When the days after its release are spent with panelists on political talk shows debating the tastefulness of the cover, its effect on politics, its reflections on the judgment of the editor and the cartoonist, when the Obama campaign said that most readers would find it "tasteless and offensive, when the New York Times mistakenly thinks the cover is a joke about Obama, when Colin McEnroe calls release of the cover "nightmarishly bad judgment", when fellow cartoonists feel that the cartoon should have had a title, or shown a right-winger painting the picture, or was simply "shallow and non-contextual," when people like Democratic analyst Tanya Acker says, "if it were clear it were satire, or rather if the Obama's didn't so often have to address a lot of the rumors that were here being satirized, then it would be a lot funnier," then, you know the cover has done it's work.

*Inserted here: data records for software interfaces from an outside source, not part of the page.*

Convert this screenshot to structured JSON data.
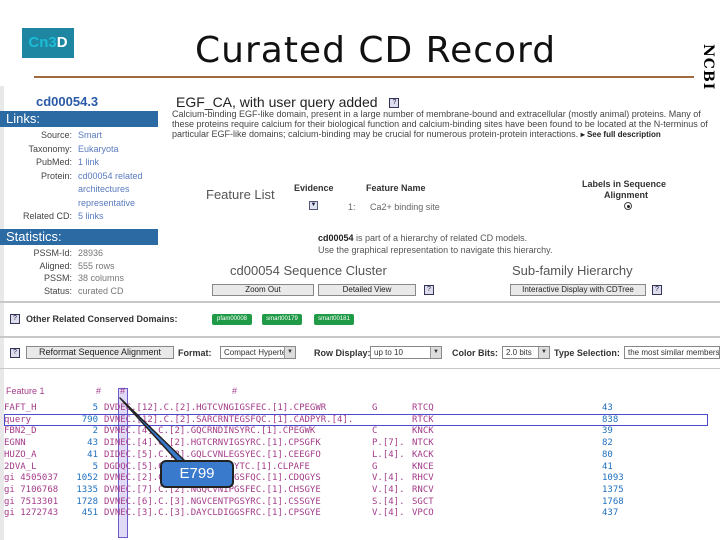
{
  "slide": {
    "logo_a": "Cn3",
    "logo_b": "D",
    "title": "Curated CD Record",
    "ncbi": "NCBI"
  },
  "left": {
    "cd_id": "cd00054.3",
    "links_header": "Links:",
    "links": [
      {
        "k": "Source:",
        "v": "Smart"
      },
      {
        "k": "Taxonomy:",
        "v": "Eukaryota"
      },
      {
        "k": "PubMed:",
        "v": "1 link"
      },
      {
        "k": "Protein:",
        "v": "cd00054 related"
      },
      {
        "k": "",
        "v": "architectures"
      },
      {
        "k": "",
        "v": "representative"
      },
      {
        "k": "Related CD:",
        "v": "5 links"
      }
    ],
    "stats_header": "Statistics:",
    "stats": [
      {
        "k": "PSSM-Id:",
        "v": "28936"
      },
      {
        "k": "Aligned:",
        "v": "555 rows"
      },
      {
        "k": "PSSM:",
        "v": "38 columns"
      },
      {
        "k": "Status:",
        "v": "curated CD"
      }
    ]
  },
  "main": {
    "cd_title": "EGF_CA, with user query added",
    "help": "?",
    "description": "Calcium-binding EGF-like domain, present in a large number of membrane-bound and extracellular (mostly animal) proteins. Many of these proteins require calcium for their biological function and calcium-binding sites have been found to be located at the N-terminus of particular EGF-like domains; calcium-binding may be crucial for numerous protein-protein interactions.",
    "see_full": "▸ See full description",
    "feature_list": "Feature List",
    "evidence_header": "Evidence",
    "feature_name_header": "Feature Name",
    "labels_header": "Labels in Sequence",
    "alignment_header": "Alignment",
    "feature_index": "1:",
    "feature_name": "Ca2+ binding site",
    "hier_line1_bold": "cd00054",
    "hier_line1": " is part of a hierarchy of related CD models.",
    "hier_line2": "Use the graphical representation to navigate this hierarchy.",
    "cluster_title": "cd00054 Sequence Cluster",
    "subfamily_title": "Sub-family Hierarchy",
    "zoom_out": "Zoom Out",
    "detailed_view": "Detailed View",
    "interactive": "Interactive Display with CDTree"
  },
  "other_domains": {
    "label": "Other Related Conserved Domains:",
    "pills": [
      "pfam00008",
      "smart00179",
      "smart00181"
    ]
  },
  "format_row": {
    "reformat": "Reformat Sequence Alignment",
    "format_label": "Format:",
    "format_value": "Compact Hypertext",
    "row_display_label": "Row Display:",
    "row_display_value": "up to 10",
    "color_bits_label": "Color Bits:",
    "color_bits_value": "2.0 bits",
    "type_label": "Type Selection:",
    "type_value": "the most similar members"
  },
  "alignment": {
    "head_feature": "Feature 1",
    "head_hash1": "#",
    "head_hash2": "#",
    "head_hash3": "#",
    "rows": [
      {
        "name": "FAFT_H",
        "num": "5",
        "seq": "DVDEC.[12].C.[2].HGTCVNGIGSFEC.[1].CPEGWR",
        "tail": "G",
        "tail2": "RTCQ",
        "end": "43"
      },
      {
        "name": "query",
        "num": "790",
        "seq": "DVNEC.[12].C.[2].SARCRNTEGSFQC.[1].CADPYR.[4].",
        "tail": "",
        "tail2": "RTCK",
        "end": "838"
      },
      {
        "name": "FBN2_D",
        "num": "2",
        "seq": "DVNEC.[4].C.[2].GQCRNDINSYRC.[1].CPEGWK",
        "tail": "C",
        "tail2": "KNCK",
        "end": "39"
      },
      {
        "name": "EGNN",
        "num": "43",
        "seq": "DINEC.[4].C.[2].HGTCRNVIGSYRC.[1].CPSGFK",
        "tail": "P.[7].",
        "tail2": "NTCK",
        "end": "82"
      },
      {
        "name": "HUZO_A",
        "num": "41",
        "seq": "DIDEC.[5].C.[2].GQLCVNLEGSYEC.[1].CEEGFO",
        "tail": "L.[4].",
        "tail2": "KACK",
        "end": "80"
      },
      {
        "name": "2DVA_L",
        "num": "5",
        "seq": "DGDQC.[5].C.[2].GTCKDOISYTC.[1].CLPAFE",
        "tail": "G",
        "tail2": "KNCE",
        "end": "41"
      },
      {
        "name": "gi 4505037",
        "num": "1052",
        "seq": "DVNEC.[2].C.[3].HGTCHNLPGSFQC.[1].CDQGYS",
        "tail": "V.[4].",
        "tail2": "RHCV",
        "end": "1093"
      },
      {
        "name": "gi 7106768",
        "num": "1335",
        "seq": "DVNEC.[7].C.[2].NGQCVNIPGSFEC.[1].CHSGYE",
        "tail": "V.[4].",
        "tail2": "RNCV",
        "end": "1375"
      },
      {
        "name": "gi 7513301",
        "num": "1728",
        "seq": "DVNEC.[6].C.[3].NGVCENTPGSYRC.[1].CSSGYE",
        "tail": "S.[4].",
        "tail2": "SGCT",
        "end": "1768"
      },
      {
        "name": "gi 1272743",
        "num": "451",
        "seq": "DVNEC.[3].C.[3].DAYCLDIGGSFRC.[1].CPSGYE",
        "tail": "V.[4].",
        "tail2": "VPCO",
        "end": "437"
      }
    ]
  },
  "callout": {
    "label": "E799"
  },
  "colors": {
    "bar_blue": "#2c6aa3",
    "link_blue": "#5a7bbf",
    "seq_magenta": "#a43c8a",
    "num_blue": "#1e6fbf",
    "pill_green": "#1f9a46",
    "highlight": "#6a5acd"
  }
}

Has it shocked people? Yes. Have most people understood the satire? Yes. Have many people, too ignornant, or too connected not appreciated the satire? Yes. Will it be remembered along with other, famous, satirical magazine covers? Yes. Has the New Yorker been a rare example of a magazine which has opposed the heinous actions of the Bush administration since it took office, and been a defender of Barack Obama since the beginning of his candidacy. Yes. Has the cover gotten people talking? Yes. Will it sell magazines? Yes.
Then the cover has done its work.
I can't imagine that in the dark recesses where right-wing zealots, racists and intolerant xenophobes gather that there will be a surge in New Yorker subscriptions. But if there are, then the cover has done it's work.